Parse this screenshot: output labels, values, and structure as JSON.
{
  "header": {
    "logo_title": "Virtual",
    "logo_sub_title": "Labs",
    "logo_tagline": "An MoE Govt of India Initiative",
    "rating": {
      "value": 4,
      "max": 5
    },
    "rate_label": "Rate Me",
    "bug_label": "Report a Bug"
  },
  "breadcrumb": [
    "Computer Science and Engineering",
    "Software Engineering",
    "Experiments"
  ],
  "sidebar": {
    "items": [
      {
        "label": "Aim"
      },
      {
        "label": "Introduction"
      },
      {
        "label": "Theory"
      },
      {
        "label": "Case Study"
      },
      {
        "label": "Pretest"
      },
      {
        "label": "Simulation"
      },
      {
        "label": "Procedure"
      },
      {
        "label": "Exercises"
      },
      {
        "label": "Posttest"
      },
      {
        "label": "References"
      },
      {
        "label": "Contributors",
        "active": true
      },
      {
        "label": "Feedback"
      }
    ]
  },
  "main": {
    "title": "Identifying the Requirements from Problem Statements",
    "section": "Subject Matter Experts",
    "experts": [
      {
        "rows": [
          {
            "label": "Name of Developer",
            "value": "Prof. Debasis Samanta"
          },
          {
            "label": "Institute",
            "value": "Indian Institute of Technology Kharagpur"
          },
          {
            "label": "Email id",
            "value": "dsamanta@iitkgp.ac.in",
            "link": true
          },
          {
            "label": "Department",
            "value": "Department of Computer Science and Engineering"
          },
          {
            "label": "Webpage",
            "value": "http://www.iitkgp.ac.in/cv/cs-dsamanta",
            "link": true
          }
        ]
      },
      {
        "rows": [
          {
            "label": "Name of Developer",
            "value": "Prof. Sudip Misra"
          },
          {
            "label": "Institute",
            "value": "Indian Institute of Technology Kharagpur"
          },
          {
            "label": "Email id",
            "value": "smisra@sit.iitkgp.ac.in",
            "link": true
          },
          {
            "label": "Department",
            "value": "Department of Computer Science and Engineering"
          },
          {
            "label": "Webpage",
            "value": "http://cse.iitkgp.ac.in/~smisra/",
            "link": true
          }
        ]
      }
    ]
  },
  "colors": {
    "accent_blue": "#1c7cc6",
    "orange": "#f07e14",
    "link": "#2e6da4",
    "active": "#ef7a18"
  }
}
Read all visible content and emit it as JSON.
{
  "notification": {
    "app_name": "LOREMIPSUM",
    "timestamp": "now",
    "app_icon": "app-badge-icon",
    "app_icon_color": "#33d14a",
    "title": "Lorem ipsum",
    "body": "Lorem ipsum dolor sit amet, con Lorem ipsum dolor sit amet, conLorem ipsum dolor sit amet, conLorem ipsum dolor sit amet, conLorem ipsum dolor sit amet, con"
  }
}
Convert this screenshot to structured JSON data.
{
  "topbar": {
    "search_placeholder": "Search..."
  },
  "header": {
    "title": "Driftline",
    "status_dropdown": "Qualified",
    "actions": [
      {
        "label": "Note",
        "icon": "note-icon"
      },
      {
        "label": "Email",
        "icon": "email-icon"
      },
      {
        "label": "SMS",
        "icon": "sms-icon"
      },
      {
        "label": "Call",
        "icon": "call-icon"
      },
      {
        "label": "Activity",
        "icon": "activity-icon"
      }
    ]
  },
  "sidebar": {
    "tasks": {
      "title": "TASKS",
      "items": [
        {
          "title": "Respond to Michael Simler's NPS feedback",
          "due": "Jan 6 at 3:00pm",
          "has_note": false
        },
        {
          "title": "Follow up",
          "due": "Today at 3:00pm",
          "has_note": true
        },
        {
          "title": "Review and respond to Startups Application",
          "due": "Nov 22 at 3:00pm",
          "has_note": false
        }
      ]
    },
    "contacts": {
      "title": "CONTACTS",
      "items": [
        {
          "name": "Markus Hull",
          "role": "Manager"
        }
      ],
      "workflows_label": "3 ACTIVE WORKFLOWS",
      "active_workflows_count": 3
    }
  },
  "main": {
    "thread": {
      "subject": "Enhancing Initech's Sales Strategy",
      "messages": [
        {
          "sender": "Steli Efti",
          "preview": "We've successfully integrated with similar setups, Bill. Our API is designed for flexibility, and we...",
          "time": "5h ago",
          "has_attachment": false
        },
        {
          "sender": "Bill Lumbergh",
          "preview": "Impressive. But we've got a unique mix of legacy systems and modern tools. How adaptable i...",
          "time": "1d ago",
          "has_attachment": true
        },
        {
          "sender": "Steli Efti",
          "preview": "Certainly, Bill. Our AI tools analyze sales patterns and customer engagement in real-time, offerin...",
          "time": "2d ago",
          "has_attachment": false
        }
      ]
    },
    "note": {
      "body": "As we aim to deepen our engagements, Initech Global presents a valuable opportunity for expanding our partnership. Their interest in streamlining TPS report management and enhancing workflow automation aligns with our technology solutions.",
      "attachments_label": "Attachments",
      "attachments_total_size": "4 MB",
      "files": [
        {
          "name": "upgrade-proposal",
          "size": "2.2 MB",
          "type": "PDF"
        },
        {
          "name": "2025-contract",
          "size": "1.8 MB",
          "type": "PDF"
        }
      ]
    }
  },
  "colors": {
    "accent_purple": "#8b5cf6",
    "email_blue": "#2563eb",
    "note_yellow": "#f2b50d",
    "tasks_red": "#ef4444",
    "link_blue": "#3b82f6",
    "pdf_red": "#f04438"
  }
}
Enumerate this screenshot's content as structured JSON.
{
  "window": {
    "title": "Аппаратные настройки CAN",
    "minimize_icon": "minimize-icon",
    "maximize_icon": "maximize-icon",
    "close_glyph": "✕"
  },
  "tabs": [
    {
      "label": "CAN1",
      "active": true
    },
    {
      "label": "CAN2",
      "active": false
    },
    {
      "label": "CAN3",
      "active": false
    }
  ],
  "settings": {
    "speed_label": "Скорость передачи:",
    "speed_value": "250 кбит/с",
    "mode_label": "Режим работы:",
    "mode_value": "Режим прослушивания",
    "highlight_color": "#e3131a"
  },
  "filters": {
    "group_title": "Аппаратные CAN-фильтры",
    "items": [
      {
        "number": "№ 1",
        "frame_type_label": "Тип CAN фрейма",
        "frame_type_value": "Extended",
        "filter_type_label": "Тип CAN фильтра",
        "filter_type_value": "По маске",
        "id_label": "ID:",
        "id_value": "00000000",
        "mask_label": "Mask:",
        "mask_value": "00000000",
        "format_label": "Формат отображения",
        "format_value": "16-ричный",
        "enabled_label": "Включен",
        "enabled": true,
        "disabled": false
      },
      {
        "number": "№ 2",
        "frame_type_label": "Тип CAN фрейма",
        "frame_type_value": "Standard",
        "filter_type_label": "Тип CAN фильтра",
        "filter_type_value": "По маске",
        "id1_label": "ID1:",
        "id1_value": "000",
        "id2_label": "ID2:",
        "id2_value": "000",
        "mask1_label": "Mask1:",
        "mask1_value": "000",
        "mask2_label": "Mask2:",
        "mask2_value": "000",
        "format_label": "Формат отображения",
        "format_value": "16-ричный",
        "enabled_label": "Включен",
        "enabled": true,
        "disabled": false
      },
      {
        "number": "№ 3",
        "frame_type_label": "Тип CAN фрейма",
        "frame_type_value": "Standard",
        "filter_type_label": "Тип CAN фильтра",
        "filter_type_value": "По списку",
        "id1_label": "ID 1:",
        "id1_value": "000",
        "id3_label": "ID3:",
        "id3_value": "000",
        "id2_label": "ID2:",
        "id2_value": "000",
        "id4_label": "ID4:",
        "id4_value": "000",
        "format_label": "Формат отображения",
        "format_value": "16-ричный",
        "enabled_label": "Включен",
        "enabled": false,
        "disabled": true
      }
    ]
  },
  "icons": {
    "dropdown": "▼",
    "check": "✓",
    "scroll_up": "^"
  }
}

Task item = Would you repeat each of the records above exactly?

Solution =
Parse this screenshot: output labels, values, and structure as JSON.
{
  "header": {
    "logo_title": "Virtual",
    "logo_sub_title": "Labs",
    "logo_tagline": "An MoE Govt of India Initiative",
    "rating": {
      "value": 4,
      "max": 5
    },
    "rate_label": "Rate Me",
    "bug_label": "Report a Bug"
  },
  "breadcrumb": [
    "Computer Science and Engineering",
    "Software Engineering",
    "Experiments"
  ],
  "sidebar": {
    "items": [
      {
        "label": "Aim"
      },
      {
        "label": "Introduction"
      },
      {
        "label": "Theory"
      },
      {
        "label": "Case Study"
      },
      {
        "label": "Pretest"
      },
      {
        "label": "Simulation"
      },
      {
        "label": "Procedure"
      },
      {
        "label": "Exercises"
      },
      {
        "label": "Posttest"
      },
      {
        "label": "References"
      },
      {
        "label": "Contributors",
        "active": true
      },
      {
        "label": "Feedback"
      }
    ]
  },
  "main": {
    "title": "Identifying the Requirements from Problem Statements",
    "section": "Subject Matter Experts",
    "experts": [
      {
        "rows": [
          {
            "label": "Name of Developer",
            "value": "Prof. Debasis Samanta"
          },
          {
            "label": "Institute",
            "value": "Indian Institute of Technology Kharagpur"
          },
          {
            "label": "Email id",
            "value": "dsamanta@iitkgp.ac.in",
            "link": true
          },
          {
            "label": "Department",
            "value": "Department of Computer Science and Engineering"
          },
          {
            "label": "Webpage",
            "value": "http://www.iitkgp.ac.in/cv/cs-dsamanta",
            "link": true
          }
        ]
      },
      {
        "rows": [
          {
            "label": "Name of Developer",
            "value": "Prof. Sudip Misra"
          },
          {
            "label": "Institute",
            "value": "Indian Institute of Technology Kharagpur"
          },
          {
            "label": "Email id",
            "value": "smisra@sit.iitkgp.ac.in",
            "link": true
          },
          {
            "label": "Department",
            "value": "Department of Computer Science and Engineering"
          },
          {
            "label": "Webpage",
            "value": "http://cse.iitkgp.ac.in/~smisra/",
            "link": true
          }
        ]
      }
    ]
  },
  "colors": {
    "accent_blue": "#1c7cc6",
    "orange": "#f07e14",
    "link": "#2e6da4",
    "active": "#ef7a18"
  }
}
Read all visible content and emit it as JSON.
{
  "notification": {
    "app_name": "LOREMIPSUM",
    "timestamp": "now",
    "app_icon": "app-badge-icon",
    "app_icon_color": "#33d14a",
    "title": "Lorem ipsum",
    "body": "Lorem ipsum dolor sit amet, con Lorem ipsum dolor sit amet, conLorem ipsum dolor sit amet, conLorem ipsum dolor sit amet, conLorem ipsum dolor sit amet, con"
  }
}
Convert this screenshot to structured JSON data.
{
  "topbar": {
    "search_placeholder": "Search..."
  },
  "header": {
    "title": "Driftline",
    "status_dropdown": "Qualified",
    "actions": [
      {
        "label": "Note",
        "icon": "note-icon"
      },
      {
        "label": "Email",
        "icon": "email-icon"
      },
      {
        "label": "SMS",
        "icon": "sms-icon"
      },
      {
        "label": "Call",
        "icon": "call-icon"
      },
      {
        "label": "Activity",
        "icon": "activity-icon"
      }
    ]
  },
  "sidebar": {
    "tasks": {
      "title": "TASKS",
      "items": [
        {
          "title": "Respond to Michael Simler's NPS feedback",
          "due": "Jan 6 at 3:00pm",
          "has_note": false
        },
        {
          "title": "Follow up",
          "due": "Today at 3:00pm",
          "has_note": true
        },
        {
          "title": "Review and respond to Startups Application",
          "due": "Nov 22 at 3:00pm",
          "has_note": false
        }
      ]
    },
    "contacts": {
      "title": "CONTACTS",
      "items": [
        {
          "name": "Markus Hull",
          "role": "Manager"
        }
      ],
      "workflows_label": "3 ACTIVE WORKFLOWS",
      "active_workflows_count": 3
    }
  },
  "main": {
    "thread": {
      "subject": "Enhancing Initech's Sales Strategy",
      "messages": [
        {
          "sender": "Steli Efti",
          "preview": "We've successfully integrated with similar setups, Bill. Our API is designed for flexibility, and we...",
          "time": "5h ago",
          "has_attachment": false
        },
        {
          "sender": "Bill Lumbergh",
          "preview": "Impressive. But we've got a unique mix of legacy systems and modern tools. How adaptable i...",
          "time": "1d ago",
          "has_attachment": true
        },
        {
          "sender": "Steli Efti",
          "preview": "Certainly, Bill. Our AI tools analyze sales patterns and customer engagement in real-time, offerin...",
          "time": "2d ago",
          "has_attachment": false
        }
      ]
    },
    "note": {
      "body": "As we aim to deepen our engagements, Initech Global presents a valuable opportunity for expanding our partnership. Their interest in streamlining TPS report management and enhancing workflow automation aligns with our technology solutions.",
      "attachments_label": "Attachments",
      "attachments_total_size": "4 MB",
      "files": [
        {
          "name": "upgrade-proposal",
          "size": "2.2 MB",
          "type": "PDF"
        },
        {
          "name": "2025-contract",
          "size": "1.8 MB",
          "type": "PDF"
        }
      ]
    }
  },
  "colors": {
    "accent_purple": "#8b5cf6",
    "email_blue": "#2563eb",
    "note_yellow": "#f2b50d",
    "tasks_red": "#ef4444",
    "link_blue": "#3b82f6",
    "pdf_red": "#f04438"
  }
}
Enumerate this screenshot's content as structured JSON.
{
  "window": {
    "title": "Аппаратные настройки CAN",
    "minimize_icon": "minimize-icon",
    "maximize_icon": "maximize-icon",
    "close_glyph": "✕"
  },
  "tabs": [
    {
      "label": "CAN1",
      "active": true
    },
    {
      "label": "CAN2",
      "active": false
    },
    {
      "label": "CAN3",
      "active": false
    }
  ],
  "settings": {
    "speed_label": "Скорость передачи:",
    "speed_value": "250 кбит/с",
    "mode_label": "Режим работы:",
    "mode_value": "Режим прослушивания",
    "highlight_color": "#e3131a"
  },
  "filters": {
    "group_title": "Аппаратные CAN-фильтры",
    "items": [
      {
        "number": "№ 1",
        "frame_type_label": "Тип CAN фрейма",
        "frame_type_value": "Extended",
        "filter_type_label": "Тип CAN фильтра",
        "filter_type_value": "По маске",
        "id_label": "ID:",
        "id_value": "00000000",
        "mask_label": "Mask:",
        "mask_value": "00000000",
        "format_label": "Формат отображения",
        "format_value": "16-ричный",
        "enabled_label": "Включен",
        "enabled": true,
        "disabled": false
      },
      {
        "number": "№ 2",
        "frame_type_label": "Тип CAN фрейма",
        "frame_type_value": "Standard",
        "filter_type_label": "Тип CAN фильтра",
        "filter_type_value": "По маске",
        "id1_label": "ID1:",
        "id1_value": "000",
        "id2_label": "ID2:",
        "id2_value": "000",
        "mask1_label": "Mask1:",
        "mask1_value": "000",
        "mask2_label": "Mask2:",
        "mask2_value": "000",
        "format_label": "Формат отображения",
        "format_value": "16-ричный",
        "enabled_label": "Включен",
        "enabled": true,
        "disabled": false
      },
      {
        "number": "№ 3",
        "frame_type_label": "Тип CAN фрейма",
        "frame_type_value": "Standard",
        "filter_type_label": "Тип CAN фильтра",
        "filter_type_value": "По списку",
        "id1_label": "ID 1:",
        "id1_value": "000",
        "id3_label": "ID3:",
        "id3_value": "000",
        "id2_label": "ID2:",
        "id2_value": "000",
        "id4_label": "ID4:",
        "id4_value": "000",
        "format_label": "Формат отображения",
        "format_value": "16-ричный",
        "enabled_label": "Включен",
        "enabled": false,
        "disabled": true
      }
    ]
  },
  "icons": {
    "dropdown": "▼",
    "check": "✓",
    "scroll_up": "^"
  }
}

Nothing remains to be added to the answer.